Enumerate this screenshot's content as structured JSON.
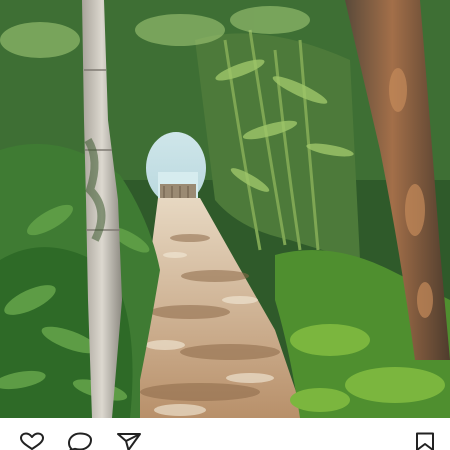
{
  "post": {
    "photo": {
      "subject": "forest-path-photo"
    }
  },
  "action_bar": {
    "icons": [
      "heart-icon",
      "comment-icon",
      "share-icon",
      "bookmark-icon"
    ]
  }
}
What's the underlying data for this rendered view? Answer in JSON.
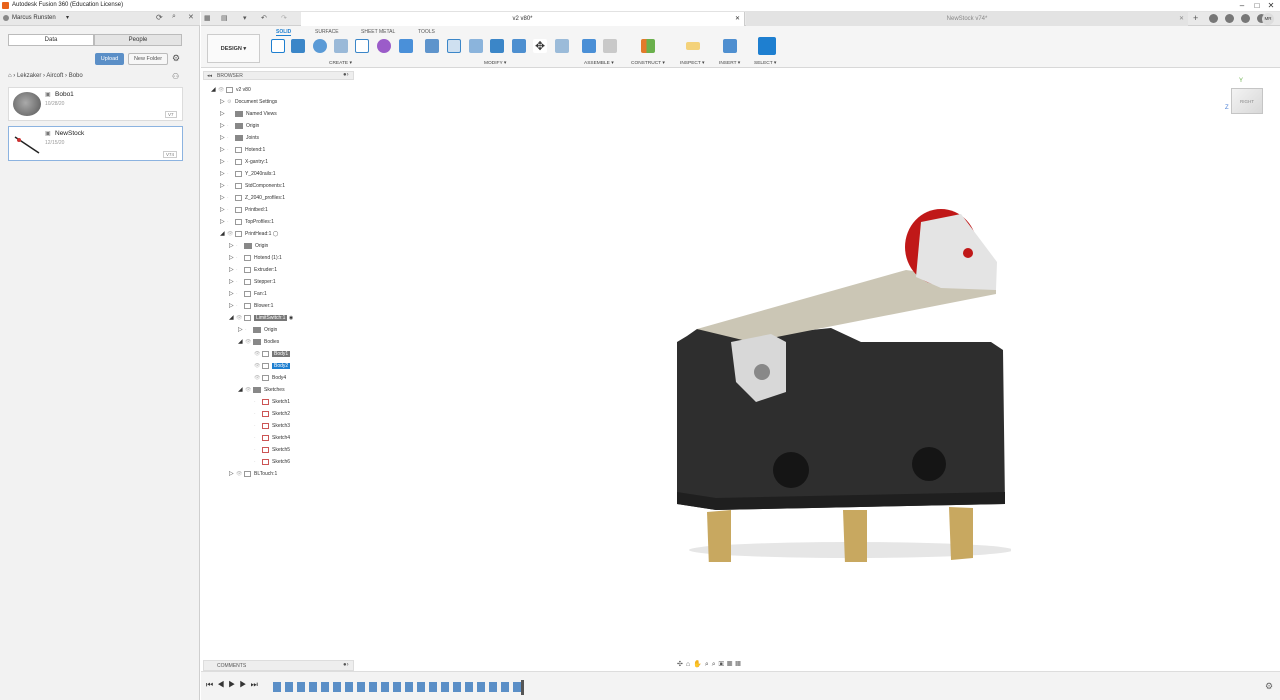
{
  "window": {
    "title": "Autodesk Fusion 360 (Education License)"
  },
  "user": {
    "name": "Marcus Runsten",
    "initials": "MR"
  },
  "data_panel": {
    "tabs": [
      "Data",
      "People"
    ],
    "upload_label": "Upload",
    "new_folder_label": "New Folder",
    "breadcrumb": [
      "Lekzaker",
      "Aircoft",
      "Bobo"
    ],
    "files": [
      {
        "name": "Bobo1",
        "date": "10/28/20",
        "version": "V7"
      },
      {
        "name": "NewStock",
        "date": "12/15/20",
        "version": "V74"
      }
    ]
  },
  "doc_tabs": [
    {
      "label": "v2 v80*",
      "active": true
    },
    {
      "label": "NewStock v74*",
      "active": false
    }
  ],
  "ribbon": {
    "workspace": "DESIGN",
    "tabs": [
      "SOLID",
      "SURFACE",
      "SHEET METAL",
      "TOOLS"
    ],
    "active_tab": "SOLID",
    "groups": [
      "CREATE",
      "MODIFY",
      "ASSEMBLE",
      "CONSTRUCT",
      "INSPECT",
      "INSERT",
      "SELECT"
    ]
  },
  "browser": {
    "title": "BROWSER",
    "root": "v2 v80",
    "items": [
      "Document Settings",
      "Named Views",
      "Origin",
      "Joints",
      "Hotend:1",
      "X-gantry:1",
      "Y_2040rails:1",
      "StdComponents:1",
      "Z_2040_profiles:1",
      "Printbed:1",
      "TopProfiles:1",
      "PrintHead:1"
    ],
    "printhead_children": [
      "Origin",
      "Hotend (1):1",
      "Extruder:1",
      "Stepper:1",
      "Fan:1",
      "Blower:1",
      "LimitSwitch:1"
    ],
    "limitswitch_children": [
      "Origin",
      "Bodies"
    ],
    "bodies": [
      "Body1",
      "Body2",
      "Body4"
    ],
    "sketches_label": "Sketches",
    "sketches": [
      "Sketch1",
      "Sketch2",
      "Sketch3",
      "Sketch4",
      "Sketch5",
      "Sketch6"
    ],
    "last_item": "BLTouch:1"
  },
  "viewcube": {
    "face": "RIGHT",
    "x_axis": "Z",
    "y_axis": "Y"
  },
  "comments": {
    "title": "COMMENTS"
  },
  "colors": {
    "accent": "#1e7fd0",
    "roller": "#d42020",
    "body": "#2b2b2b",
    "lever": "#cfcfcf",
    "pins": "#c8a860"
  }
}
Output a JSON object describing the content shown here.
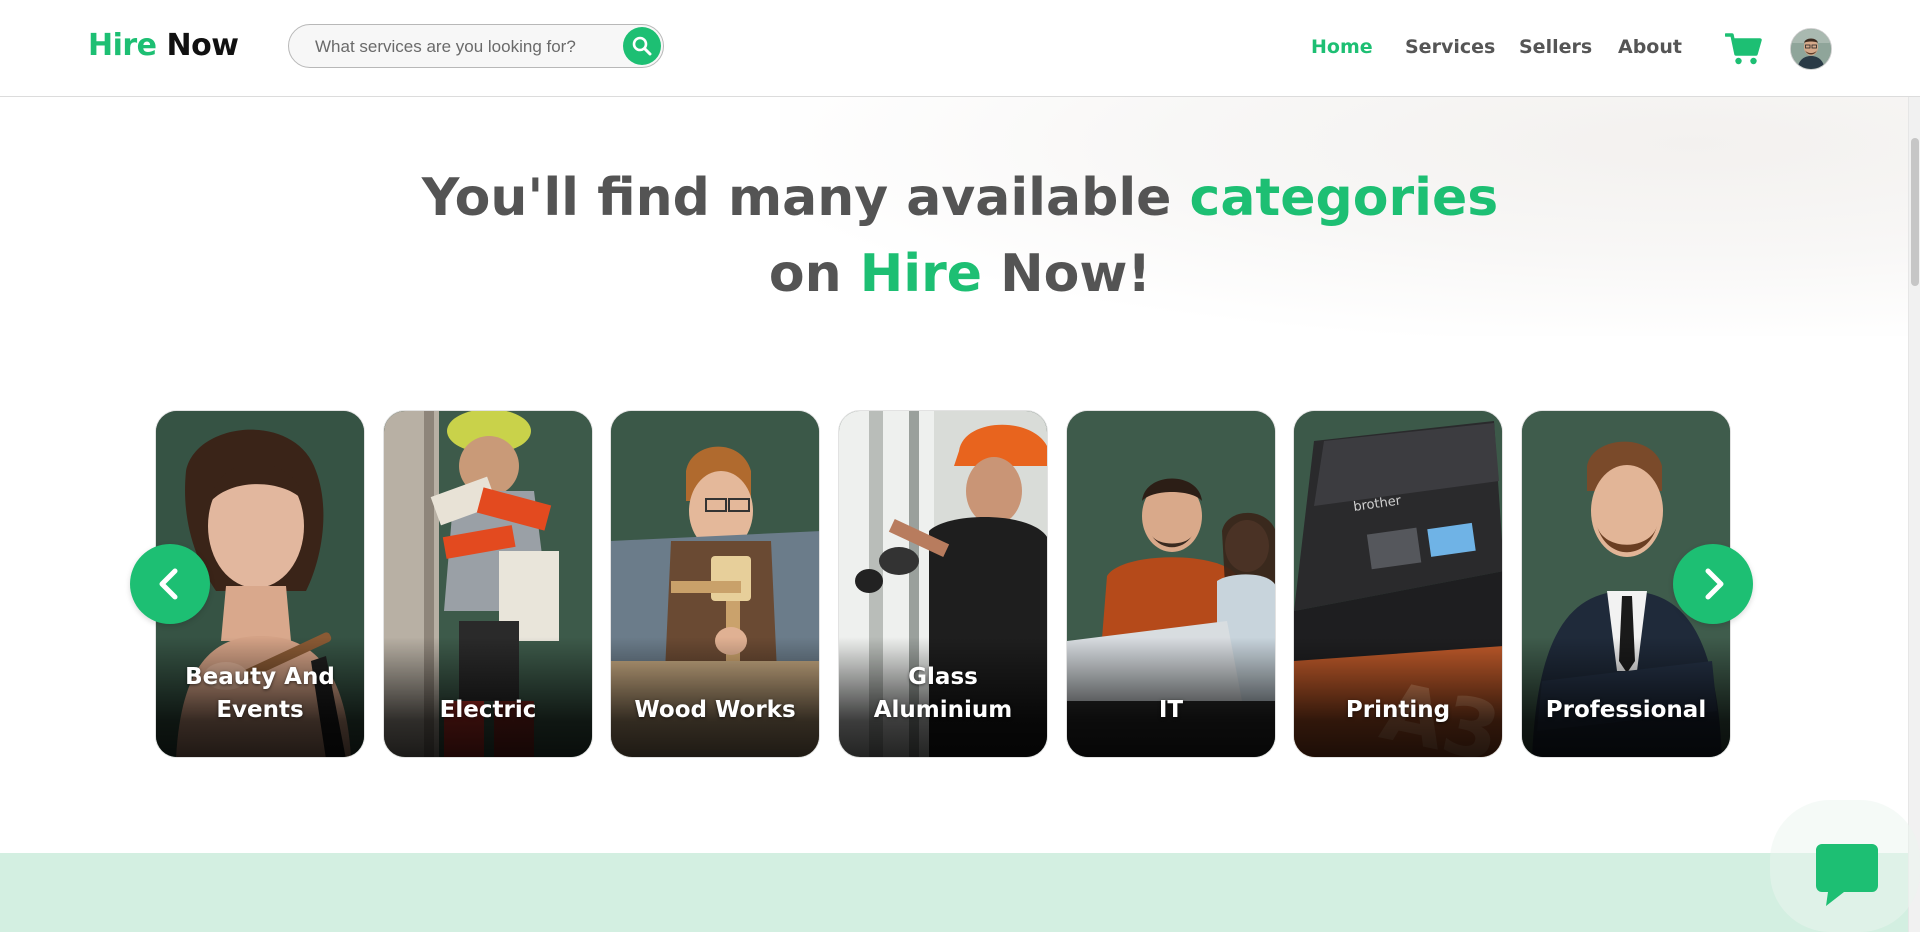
{
  "brand": {
    "part1": "Hire",
    "part2": "Now"
  },
  "search": {
    "placeholder": "What services are you looking for?",
    "button_icon": "search-icon"
  },
  "nav": {
    "items": [
      "Home",
      "Services",
      "Sellers",
      "About"
    ],
    "active": "Home"
  },
  "header_icons": {
    "cart": "cart-icon",
    "avatar": "user-avatar"
  },
  "headline": {
    "line1_pre": "You'll find many available ",
    "line1_highlight": "categories",
    "line2_pre": "on ",
    "line2_highlight": "Hire",
    "line2_post": " Now!"
  },
  "categories": [
    "Beauty And Events",
    "Electric",
    "Wood Works",
    "Glass Aluminium",
    "IT",
    "Printing",
    "Professional"
  ],
  "carousel": {
    "prev_icon": "chevron-left-icon",
    "next_icon": "chevron-right-icon"
  },
  "chat": {
    "icon": "chat-bubble-icon"
  },
  "colors": {
    "accent": "#1dbf73",
    "heading": "#545454",
    "nav_text": "#555555",
    "band": "#d3efe1"
  }
}
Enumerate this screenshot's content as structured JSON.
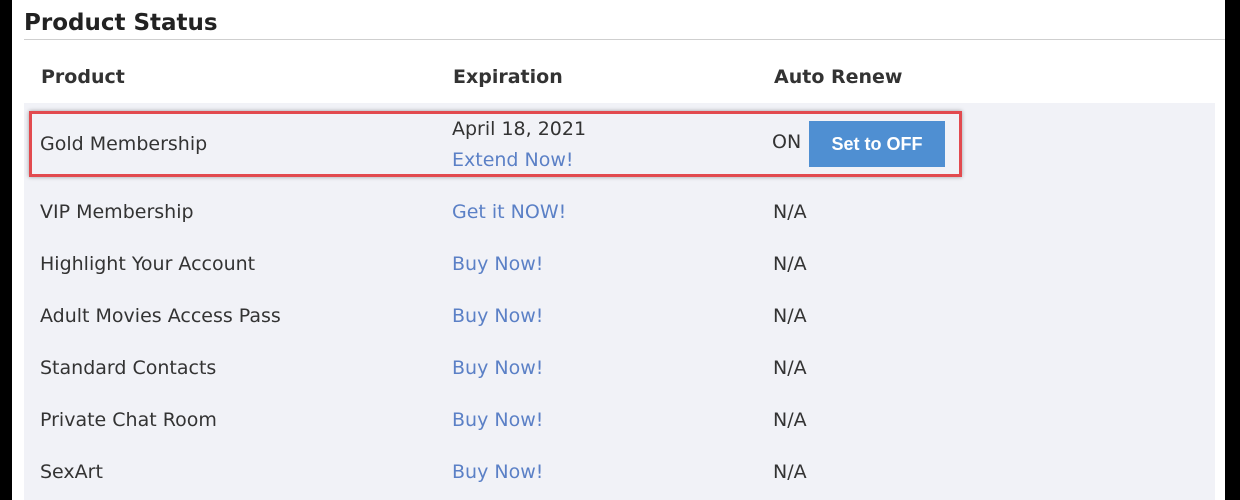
{
  "section": {
    "title": "Product Status"
  },
  "table": {
    "headers": {
      "product": "Product",
      "expiration": "Expiration",
      "auto_renew": "Auto Renew"
    },
    "rows": [
      {
        "product": "Gold Membership",
        "expiration_date": "April 18, 2021",
        "expiration_link": "Extend Now!",
        "auto_renew_status": "ON",
        "auto_renew_button": "Set to OFF"
      },
      {
        "product": "VIP Membership",
        "expiration_link": "Get it NOW!",
        "auto_renew_status": "N/A"
      },
      {
        "product": "Highlight Your Account",
        "expiration_link": "Buy Now!",
        "auto_renew_status": "N/A"
      },
      {
        "product": "Adult Movies Access Pass",
        "expiration_link": "Buy Now!",
        "auto_renew_status": "N/A"
      },
      {
        "product": "Standard Contacts",
        "expiration_link": "Buy Now!",
        "auto_renew_status": "N/A"
      },
      {
        "product": "Private Chat Room",
        "expiration_link": "Buy Now!",
        "auto_renew_status": "N/A"
      },
      {
        "product": "SexArt",
        "expiration_link": "Buy Now!",
        "auto_renew_status": "N/A"
      }
    ]
  },
  "colors": {
    "link": "#5b80c6",
    "button": "#4f8fd2",
    "highlight_border": "#e24a4f",
    "row_background": "#f1f2f7"
  }
}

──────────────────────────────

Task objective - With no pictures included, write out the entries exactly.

Exercise output -
Enumerate this screenshot's content as structured JSON.
{
  "post": {
    "photo": {
      "subject": "forest-path-photo"
    }
  },
  "action_bar": {
    "icons": [
      "heart-icon",
      "comment-icon",
      "share-icon",
      "bookmark-icon"
    ]
  }
}
What's the underlying data for this rendered view? Answer in JSON.
{
  "window": {
    "title": "Autodesk Fusion 360 (Education License)"
  },
  "user": {
    "name": "Marcus Runsten",
    "initials": "MR"
  },
  "data_panel": {
    "tabs": [
      "Data",
      "People"
    ],
    "upload_label": "Upload",
    "new_folder_label": "New Folder",
    "breadcrumb": [
      "Lekzaker",
      "Aircoft",
      "Bobo"
    ],
    "files": [
      {
        "name": "Bobo1",
        "date": "10/28/20",
        "version": "V7"
      },
      {
        "name": "NewStock",
        "date": "12/15/20",
        "version": "V74"
      }
    ]
  },
  "doc_tabs": [
    {
      "label": "v2 v80*",
      "active": true
    },
    {
      "label": "NewStock v74*",
      "active": false
    }
  ],
  "ribbon": {
    "workspace": "DESIGN",
    "tabs": [
      "SOLID",
      "SURFACE",
      "SHEET METAL",
      "TOOLS"
    ],
    "active_tab": "SOLID",
    "groups": [
      "CREATE",
      "MODIFY",
      "ASSEMBLE",
      "CONSTRUCT",
      "INSPECT",
      "INSERT",
      "SELECT"
    ]
  },
  "browser": {
    "title": "BROWSER",
    "root": "v2 v80",
    "items": [
      "Document Settings",
      "Named Views",
      "Origin",
      "Joints",
      "Hotend:1",
      "X-gantry:1",
      "Y_2040rails:1",
      "StdComponents:1",
      "Z_2040_profiles:1",
      "Printbed:1",
      "TopProfiles:1",
      "PrintHead:1"
    ],
    "printhead_children": [
      "Origin",
      "Hotend (1):1",
      "Extruder:1",
      "Stepper:1",
      "Fan:1",
      "Blower:1",
      "LimitSwitch:1"
    ],
    "limitswitch_children": [
      "Origin",
      "Bodies"
    ],
    "bodies": [
      "Body1",
      "Body2",
      "Body4"
    ],
    "sketches_label": "Sketches",
    "sketches": [
      "Sketch1",
      "Sketch2",
      "Sketch3",
      "Sketch4",
      "Sketch5",
      "Sketch6"
    ],
    "last_item": "BLTouch:1"
  },
  "viewcube": {
    "face": "RIGHT",
    "x_axis": "Z",
    "y_axis": "Y"
  },
  "comments": {
    "title": "COMMENTS"
  },
  "colors": {
    "accent": "#1e7fd0",
    "roller": "#d42020",
    "body": "#2b2b2b",
    "lever": "#cfcfcf",
    "pins": "#c8a860"
  }
}
Output a JSON object describing the content shown here.
{
  "brand": {
    "part1": "Hire",
    "part2": "Now"
  },
  "search": {
    "placeholder": "What services are you looking for?",
    "button_icon": "search-icon"
  },
  "nav": {
    "items": [
      "Home",
      "Services",
      "Sellers",
      "About"
    ],
    "active": "Home"
  },
  "header_icons": {
    "cart": "cart-icon",
    "avatar": "user-avatar"
  },
  "headline": {
    "line1_pre": "You'll find many available ",
    "line1_highlight": "categories",
    "line2_pre": "on ",
    "line2_highlight": "Hire",
    "line2_post": " Now!"
  },
  "categories": [
    "Beauty And Events",
    "Electric",
    "Wood Works",
    "Glass Aluminium",
    "IT",
    "Printing",
    "Professional"
  ],
  "carousel": {
    "prev_icon": "chevron-left-icon",
    "next_icon": "chevron-right-icon"
  },
  "chat": {
    "icon": "chat-bubble-icon"
  },
  "colors": {
    "accent": "#1dbf73",
    "heading": "#545454",
    "nav_text": "#555555",
    "band": "#d3efe1"
  }
}
Enumerate this screenshot's content as structured JSON.
{
  "section": {
    "title": "Product Status"
  },
  "table": {
    "headers": {
      "product": "Product",
      "expiration": "Expiration",
      "auto_renew": "Auto Renew"
    },
    "rows": [
      {
        "product": "Gold Membership",
        "expiration_date": "April 18, 2021",
        "expiration_link": "Extend Now!",
        "auto_renew_status": "ON",
        "auto_renew_button": "Set to OFF"
      },
      {
        "product": "VIP Membership",
        "expiration_link": "Get it NOW!",
        "auto_renew_status": "N/A"
      },
      {
        "product": "Highlight Your Account",
        "expiration_link": "Buy Now!",
        "auto_renew_status": "N/A"
      },
      {
        "product": "Adult Movies Access Pass",
        "expiration_link": "Buy Now!",
        "auto_renew_status": "N/A"
      },
      {
        "product": "Standard Contacts",
        "expiration_link": "Buy Now!",
        "auto_renew_status": "N/A"
      },
      {
        "product": "Private Chat Room",
        "expiration_link": "Buy Now!",
        "auto_renew_status": "N/A"
      },
      {
        "product": "SexArt",
        "expiration_link": "Buy Now!",
        "auto_renew_status": "N/A"
      }
    ]
  },
  "colors": {
    "link": "#5b80c6",
    "button": "#4f8fd2",
    "highlight_border": "#e24a4f",
    "row_background": "#f1f2f7"
  }
}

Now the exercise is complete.